» ASSIGNMENT: Check every line below for the word "Controller" and give only the number of lines where it appears.

>>>

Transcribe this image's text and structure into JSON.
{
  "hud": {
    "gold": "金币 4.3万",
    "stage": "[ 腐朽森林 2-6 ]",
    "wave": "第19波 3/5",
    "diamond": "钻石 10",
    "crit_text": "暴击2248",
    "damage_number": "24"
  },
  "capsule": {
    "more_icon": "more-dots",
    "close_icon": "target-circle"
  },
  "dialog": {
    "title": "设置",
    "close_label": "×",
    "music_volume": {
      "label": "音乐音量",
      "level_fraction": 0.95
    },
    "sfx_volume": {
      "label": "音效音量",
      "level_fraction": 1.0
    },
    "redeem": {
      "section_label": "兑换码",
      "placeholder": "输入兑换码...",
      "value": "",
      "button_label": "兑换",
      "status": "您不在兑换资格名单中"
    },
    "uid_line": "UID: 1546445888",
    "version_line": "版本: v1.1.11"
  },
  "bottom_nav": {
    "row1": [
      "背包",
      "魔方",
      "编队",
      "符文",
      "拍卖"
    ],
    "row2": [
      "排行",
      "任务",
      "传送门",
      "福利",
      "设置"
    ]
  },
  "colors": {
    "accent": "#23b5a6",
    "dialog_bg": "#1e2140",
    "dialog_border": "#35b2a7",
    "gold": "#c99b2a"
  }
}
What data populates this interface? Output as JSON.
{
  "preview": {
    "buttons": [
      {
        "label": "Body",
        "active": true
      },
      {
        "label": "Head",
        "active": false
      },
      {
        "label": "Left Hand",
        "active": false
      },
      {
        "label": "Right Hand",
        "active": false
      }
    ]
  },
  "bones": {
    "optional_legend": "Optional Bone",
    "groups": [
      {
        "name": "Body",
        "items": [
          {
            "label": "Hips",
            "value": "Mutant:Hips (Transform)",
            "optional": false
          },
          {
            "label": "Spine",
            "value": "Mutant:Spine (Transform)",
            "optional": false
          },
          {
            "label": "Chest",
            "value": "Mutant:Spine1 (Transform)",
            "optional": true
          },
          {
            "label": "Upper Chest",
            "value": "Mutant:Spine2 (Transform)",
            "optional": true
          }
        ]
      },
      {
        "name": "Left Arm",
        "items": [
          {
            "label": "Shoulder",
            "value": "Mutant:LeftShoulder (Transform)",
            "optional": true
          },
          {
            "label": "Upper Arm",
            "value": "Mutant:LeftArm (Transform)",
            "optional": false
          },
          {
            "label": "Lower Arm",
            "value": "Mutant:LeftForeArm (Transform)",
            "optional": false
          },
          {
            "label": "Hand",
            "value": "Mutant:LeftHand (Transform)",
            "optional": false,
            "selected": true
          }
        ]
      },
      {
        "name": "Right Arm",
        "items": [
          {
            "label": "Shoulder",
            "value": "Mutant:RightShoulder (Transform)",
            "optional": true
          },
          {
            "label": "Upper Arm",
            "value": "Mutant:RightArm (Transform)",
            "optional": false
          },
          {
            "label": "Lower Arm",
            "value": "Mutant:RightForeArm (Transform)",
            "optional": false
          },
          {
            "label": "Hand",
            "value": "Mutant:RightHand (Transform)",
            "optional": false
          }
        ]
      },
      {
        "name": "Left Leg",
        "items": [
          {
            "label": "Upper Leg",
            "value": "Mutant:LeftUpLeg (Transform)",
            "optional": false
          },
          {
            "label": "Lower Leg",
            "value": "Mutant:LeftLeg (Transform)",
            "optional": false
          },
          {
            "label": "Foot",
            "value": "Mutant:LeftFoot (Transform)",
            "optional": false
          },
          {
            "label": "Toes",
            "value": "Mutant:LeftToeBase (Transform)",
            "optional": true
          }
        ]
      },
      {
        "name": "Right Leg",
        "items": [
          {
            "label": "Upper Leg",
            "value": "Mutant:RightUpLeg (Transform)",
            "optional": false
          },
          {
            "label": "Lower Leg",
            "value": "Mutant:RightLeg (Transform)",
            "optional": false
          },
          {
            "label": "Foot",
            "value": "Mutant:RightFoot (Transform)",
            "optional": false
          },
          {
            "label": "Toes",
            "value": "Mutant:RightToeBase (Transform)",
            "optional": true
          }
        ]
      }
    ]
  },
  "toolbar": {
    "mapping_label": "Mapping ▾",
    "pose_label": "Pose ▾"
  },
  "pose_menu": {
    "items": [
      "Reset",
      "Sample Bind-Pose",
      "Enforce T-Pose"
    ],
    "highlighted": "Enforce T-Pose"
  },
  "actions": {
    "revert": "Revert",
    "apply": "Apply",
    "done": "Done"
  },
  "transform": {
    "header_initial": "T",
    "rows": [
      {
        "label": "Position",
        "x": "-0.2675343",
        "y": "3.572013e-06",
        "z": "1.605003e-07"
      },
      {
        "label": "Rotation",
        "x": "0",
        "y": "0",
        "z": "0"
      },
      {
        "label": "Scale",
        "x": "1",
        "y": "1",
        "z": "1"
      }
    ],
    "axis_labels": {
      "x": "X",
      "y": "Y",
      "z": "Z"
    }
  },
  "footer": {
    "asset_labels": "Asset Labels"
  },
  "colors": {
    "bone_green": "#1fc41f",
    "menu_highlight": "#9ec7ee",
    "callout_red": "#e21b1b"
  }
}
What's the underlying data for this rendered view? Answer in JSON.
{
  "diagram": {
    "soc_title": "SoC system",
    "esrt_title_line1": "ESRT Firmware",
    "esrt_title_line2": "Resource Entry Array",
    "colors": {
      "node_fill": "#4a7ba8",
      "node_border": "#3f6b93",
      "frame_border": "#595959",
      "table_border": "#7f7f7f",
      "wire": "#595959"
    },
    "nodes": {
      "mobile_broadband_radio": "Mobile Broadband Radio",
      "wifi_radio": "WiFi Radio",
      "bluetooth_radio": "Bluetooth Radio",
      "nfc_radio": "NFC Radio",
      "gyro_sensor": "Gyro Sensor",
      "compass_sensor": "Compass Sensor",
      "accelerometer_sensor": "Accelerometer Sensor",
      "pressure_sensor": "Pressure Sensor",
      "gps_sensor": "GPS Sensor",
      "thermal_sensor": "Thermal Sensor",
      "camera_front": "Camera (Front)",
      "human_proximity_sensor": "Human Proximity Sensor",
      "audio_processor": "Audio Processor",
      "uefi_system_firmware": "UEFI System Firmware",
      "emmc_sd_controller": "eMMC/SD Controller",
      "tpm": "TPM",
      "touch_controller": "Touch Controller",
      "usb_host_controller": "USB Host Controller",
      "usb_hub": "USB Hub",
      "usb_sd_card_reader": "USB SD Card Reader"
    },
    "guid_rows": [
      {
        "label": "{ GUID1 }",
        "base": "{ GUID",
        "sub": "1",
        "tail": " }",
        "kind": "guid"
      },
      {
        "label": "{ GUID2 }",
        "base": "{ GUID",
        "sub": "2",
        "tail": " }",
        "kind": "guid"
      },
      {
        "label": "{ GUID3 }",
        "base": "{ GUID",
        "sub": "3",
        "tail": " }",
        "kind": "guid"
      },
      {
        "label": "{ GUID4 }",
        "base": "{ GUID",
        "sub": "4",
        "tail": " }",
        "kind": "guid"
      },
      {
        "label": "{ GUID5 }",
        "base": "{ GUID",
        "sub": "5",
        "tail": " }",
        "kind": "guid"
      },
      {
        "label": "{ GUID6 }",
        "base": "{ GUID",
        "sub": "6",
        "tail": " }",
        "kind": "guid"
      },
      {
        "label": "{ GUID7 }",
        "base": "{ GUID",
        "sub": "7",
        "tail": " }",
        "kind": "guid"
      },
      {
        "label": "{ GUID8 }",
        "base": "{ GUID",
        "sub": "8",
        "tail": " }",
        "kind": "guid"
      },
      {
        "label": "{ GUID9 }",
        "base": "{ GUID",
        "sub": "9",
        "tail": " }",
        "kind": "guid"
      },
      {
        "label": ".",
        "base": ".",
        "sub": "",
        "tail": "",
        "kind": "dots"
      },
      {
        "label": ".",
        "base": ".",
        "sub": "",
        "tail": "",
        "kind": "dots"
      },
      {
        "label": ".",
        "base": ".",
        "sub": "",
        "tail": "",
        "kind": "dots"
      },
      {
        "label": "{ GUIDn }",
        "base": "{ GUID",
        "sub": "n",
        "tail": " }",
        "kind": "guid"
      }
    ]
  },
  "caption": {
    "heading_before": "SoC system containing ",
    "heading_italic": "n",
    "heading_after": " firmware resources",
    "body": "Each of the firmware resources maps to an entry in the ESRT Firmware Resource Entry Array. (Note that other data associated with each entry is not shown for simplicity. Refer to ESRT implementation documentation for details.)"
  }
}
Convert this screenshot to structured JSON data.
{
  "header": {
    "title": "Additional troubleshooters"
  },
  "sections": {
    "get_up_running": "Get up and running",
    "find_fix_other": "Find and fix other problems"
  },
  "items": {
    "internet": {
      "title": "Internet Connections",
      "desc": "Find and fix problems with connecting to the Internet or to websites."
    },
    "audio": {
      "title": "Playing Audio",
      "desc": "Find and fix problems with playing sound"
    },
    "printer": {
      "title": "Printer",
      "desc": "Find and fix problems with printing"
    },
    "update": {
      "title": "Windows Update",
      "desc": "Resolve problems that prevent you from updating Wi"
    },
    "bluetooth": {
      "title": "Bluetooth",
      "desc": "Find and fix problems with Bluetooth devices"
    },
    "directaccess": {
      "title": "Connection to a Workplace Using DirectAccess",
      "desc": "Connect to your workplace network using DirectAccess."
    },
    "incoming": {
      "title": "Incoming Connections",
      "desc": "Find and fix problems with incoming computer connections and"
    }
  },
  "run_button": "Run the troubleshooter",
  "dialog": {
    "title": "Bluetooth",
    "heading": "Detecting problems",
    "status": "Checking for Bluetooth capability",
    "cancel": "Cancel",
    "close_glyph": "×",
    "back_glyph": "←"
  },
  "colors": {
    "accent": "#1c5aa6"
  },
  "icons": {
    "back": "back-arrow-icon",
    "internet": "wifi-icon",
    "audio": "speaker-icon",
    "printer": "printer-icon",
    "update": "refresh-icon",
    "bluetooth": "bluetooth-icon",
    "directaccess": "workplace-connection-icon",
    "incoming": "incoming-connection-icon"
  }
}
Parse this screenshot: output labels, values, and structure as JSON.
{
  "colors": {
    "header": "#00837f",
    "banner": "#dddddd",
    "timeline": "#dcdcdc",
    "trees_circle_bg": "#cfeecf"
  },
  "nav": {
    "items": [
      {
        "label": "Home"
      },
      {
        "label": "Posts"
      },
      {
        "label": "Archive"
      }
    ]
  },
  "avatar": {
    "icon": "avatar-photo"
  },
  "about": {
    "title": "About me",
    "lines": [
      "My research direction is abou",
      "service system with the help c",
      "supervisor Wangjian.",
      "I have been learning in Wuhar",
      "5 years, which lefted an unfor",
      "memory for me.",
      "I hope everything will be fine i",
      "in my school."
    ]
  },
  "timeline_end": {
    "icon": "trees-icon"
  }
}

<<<

» ANSWER FOR THIS EXERCISE: 3